-------- RAW DATA --------

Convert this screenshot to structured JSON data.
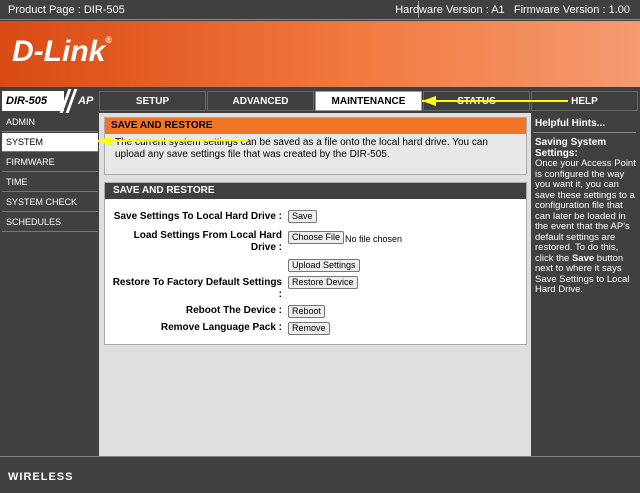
{
  "topbar": {
    "product": "Product Page : DIR-505",
    "hardware": "Hardware Version : A1",
    "firmware": "Firmware Version : 1.00"
  },
  "brand": {
    "logo": "D-Link",
    "reg": "®"
  },
  "model": {
    "name": "DIR-505",
    "mode": "AP"
  },
  "tabs": [
    {
      "label": "SETUP"
    },
    {
      "label": "ADVANCED"
    },
    {
      "label": "MAINTENANCE"
    },
    {
      "label": "STATUS"
    },
    {
      "label": "HELP"
    }
  ],
  "sidebar": {
    "items": [
      {
        "label": "ADMIN"
      },
      {
        "label": "SYSTEM"
      },
      {
        "label": "FIRMWARE"
      },
      {
        "label": "TIME"
      },
      {
        "label": "SYSTEM CHECK"
      },
      {
        "label": "SCHEDULES"
      }
    ]
  },
  "intro": {
    "title": "SAVE AND RESTORE",
    "text": "The current system settings can be saved as a file onto the local hard drive. You can upload any save settings file that was created by the DIR-505."
  },
  "form": {
    "title": "SAVE AND RESTORE",
    "save_label": "Save Settings To Local Hard Drive :",
    "save_button": "Save",
    "load_label": "Load Settings From Local Hard Drive :",
    "choose_button": "Choose File",
    "no_file": "No file chosen",
    "upload_button": "Upload Settings",
    "restore_label": "Restore To Factory Default Settings :",
    "restore_button": "Restore Device",
    "reboot_label": "Reboot The Device :",
    "reboot_button": "Reboot",
    "language_label": "Remove Language Pack :",
    "language_button": "Remove"
  },
  "hints": {
    "title": "Helpful Hints...",
    "subtitle": "Saving System Settings:",
    "body_pre": "Once your Access Point is configured the way you want it, you can save these settings to a configuration file that can later be loaded in the event that the AP's default settings are restored. To do this, click the ",
    "body_bold": "Save",
    "body_post": " button next to where it says Save Settings to Local Hard Drive."
  },
  "footer": {
    "label": "WIRELESS"
  },
  "colors": {
    "accent": "#f07526",
    "dark": "#404040",
    "arrow": "#ffff00"
  }
}
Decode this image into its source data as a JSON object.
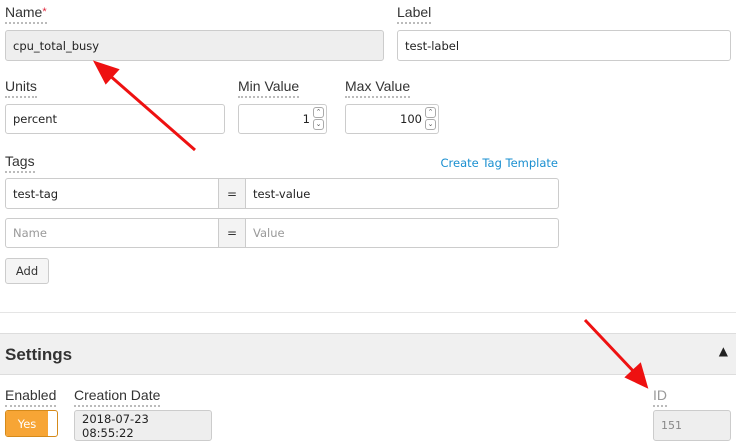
{
  "form": {
    "name": {
      "label": "Name",
      "required_mark": "*",
      "value": "cpu_total_busy"
    },
    "label": {
      "label": "Label",
      "value": "test-label"
    },
    "units": {
      "label": "Units",
      "value": "percent"
    },
    "min_value": {
      "label": "Min Value",
      "value": "1"
    },
    "max_value": {
      "label": "Max Value",
      "value": "100"
    },
    "tags": {
      "label": "Tags",
      "create_template_link": "Create Tag Template",
      "equals": "=",
      "rows": [
        {
          "name": "test-tag",
          "value": "test-value"
        }
      ],
      "new_row": {
        "name_placeholder": "Name",
        "value_placeholder": "Value"
      },
      "add_button": "Add"
    }
  },
  "settings": {
    "title": "Settings",
    "collapse_icon": "chevron-up-icon",
    "enabled": {
      "label": "Enabled",
      "value": "Yes"
    },
    "creation_date": {
      "label": "Creation Date",
      "value": "2018-07-23 08:55:22"
    },
    "id": {
      "label": "ID",
      "value": "151"
    }
  },
  "colors": {
    "accent": "#f7a535",
    "link": "#1a8fd0",
    "annotation_arrow": "#ee1111",
    "required": "#e0283c"
  }
}
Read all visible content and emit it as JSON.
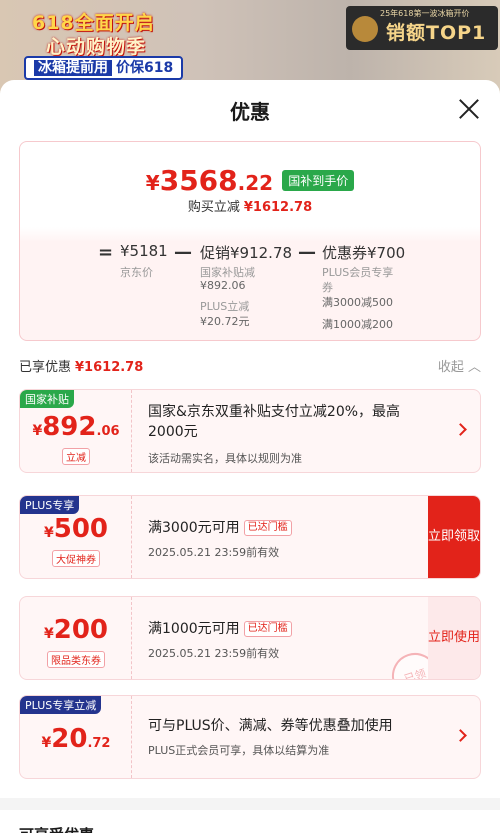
{
  "banner": {
    "left_line1": "618全面开启",
    "left_line2": "心动购物季",
    "left_tag_highlight": "冰箱提前用",
    "left_tag_text": "价保618",
    "right_small": "25年618第一波冰箱开价",
    "right_big": "销额TOP1"
  },
  "sheet": {
    "title": "优惠"
  },
  "price": {
    "symbol": "¥",
    "final_int": "3568",
    "final_dec": ".22",
    "badge": "国补到手价",
    "sub_label": "购买立减",
    "sub_amount": "¥1612.78"
  },
  "formula": {
    "eq": "=",
    "minus": "—",
    "jd_value": "¥5181",
    "jd_label": "京东价",
    "promo_value": "促销¥912.78",
    "promo_sub1_label": "国家补贴减",
    "promo_sub1_value": "¥892.06",
    "promo_sub2_label": "PLUS立减",
    "promo_sub2_value": "¥20.72元",
    "coupon_value": "优惠券¥700",
    "coupon_sub1_label": "PLUS会员专享",
    "coupon_sub1_label2": "券",
    "coupon_sub2": "满3000减500",
    "coupon_sub3": "满1000减200"
  },
  "enjoyed": {
    "label": "已享优惠",
    "amount": "¥1612.78",
    "collapse": "收起"
  },
  "cards": [
    {
      "tag": "国家补贴",
      "symbol": "¥",
      "int": "892",
      "dec": ".06",
      "label": "立减",
      "title_line1": "国家&京东双重补贴支付立减20%，最高",
      "title_line2": "2000元",
      "desc": "该活动需实名，具体以规则为准"
    },
    {
      "tag": "PLUS专享",
      "symbol": "¥",
      "int": "500",
      "dec": "",
      "label": "大促神券",
      "title": "满3000元可用",
      "chip": "已达门槛",
      "desc": "2025.05.21 23:59前有效",
      "button": "立即领取"
    },
    {
      "tag": "",
      "symbol": "¥",
      "int": "200",
      "dec": "",
      "label": "限品类东券",
      "title": "满1000元可用",
      "chip": "已达门槛",
      "desc": "2025.05.21 23:59前有效",
      "button": "立即使用",
      "stamp": "已领"
    },
    {
      "tag": "PLUS专享立减",
      "symbol": "¥",
      "int": "20",
      "dec": ".72",
      "label": "",
      "title": "可与PLUS价、满减、券等优惠叠加使用",
      "desc": "PLUS正式会员可享，具体以结算为准"
    }
  ],
  "bottom": {
    "title": "可享受优惠"
  },
  "colors": {
    "accent_red": "#e2231a",
    "subsidy_green": "#2aa84a",
    "plus_blue": "#24348e"
  }
}
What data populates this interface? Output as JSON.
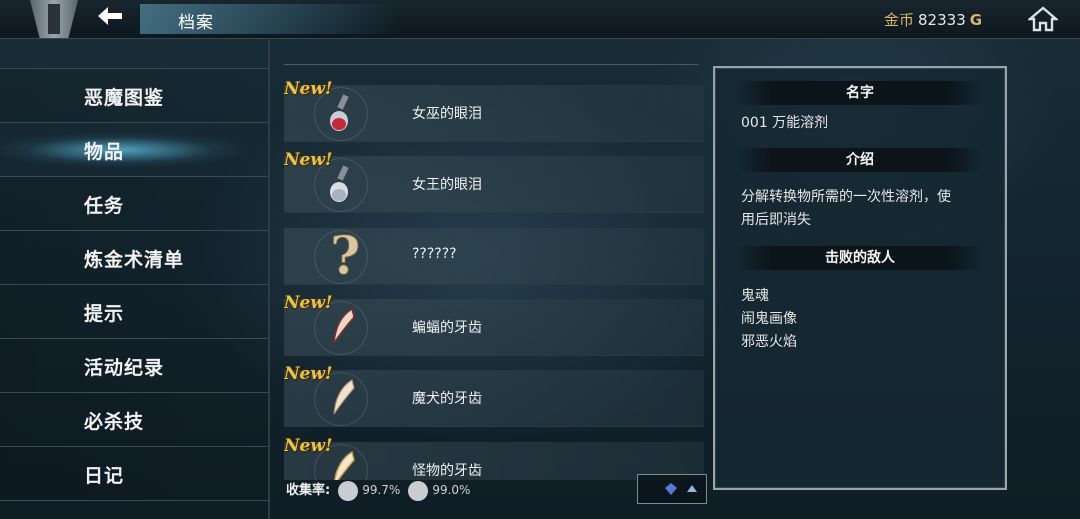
{
  "header": {
    "title": "档案",
    "coins_label": "金币",
    "coins_value": "82333",
    "coins_unit": "G"
  },
  "menu": {
    "items": [
      {
        "label": "恶魔图鉴"
      },
      {
        "label": "物品",
        "active": true
      },
      {
        "label": "任务"
      },
      {
        "label": "炼金术清单"
      },
      {
        "label": "提示"
      },
      {
        "label": "活动纪录"
      },
      {
        "label": "必杀技"
      },
      {
        "label": "日记"
      }
    ]
  },
  "items": [
    {
      "name": "女巫的眼泪",
      "new": "New!",
      "icon": "red-potion-icon"
    },
    {
      "name": "女王的眼泪",
      "new": "New!",
      "icon": "silver-potion-icon"
    },
    {
      "name": "??????",
      "new": "",
      "icon": "question-mark-icon"
    },
    {
      "name": "蝙蝠的牙齿",
      "new": "New!",
      "icon": "fang-icon"
    },
    {
      "name": "魔犬的牙齿",
      "new": "New!",
      "icon": "fang-icon"
    },
    {
      "name": "怪物的牙齿",
      "new": "New!",
      "icon": "fang-icon"
    }
  ],
  "collection": {
    "label": "收集率:",
    "rate1": "99.7%",
    "rate2": "99.0%"
  },
  "detail": {
    "name_header": "名字",
    "name_value": "001 万能溶剂",
    "desc_header": "介绍",
    "desc_line1": "分解转换物所需的一次性溶剂，使",
    "desc_line2": "用后即消失",
    "enemies_header": "击败的敌人",
    "enemies": [
      "鬼魂",
      "闹鬼画像",
      "邪恶火焰"
    ]
  },
  "colors": {
    "accent_gold": "#d7b56a",
    "new_tag": "#e8c24a",
    "active_glow": "#5ab4d2"
  }
}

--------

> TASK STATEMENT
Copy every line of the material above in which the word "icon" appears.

> ANSWER TO THIS TASK
    "collapse_icon": "chevron-up-icon",
      "icon": "red-potion-icon"
      "icon": "silver-potion-icon"
      "icon": "question-mark-icon"
      "icon": "fang-icon"
      "icon": "fang-icon"
      "icon": "fang-icon"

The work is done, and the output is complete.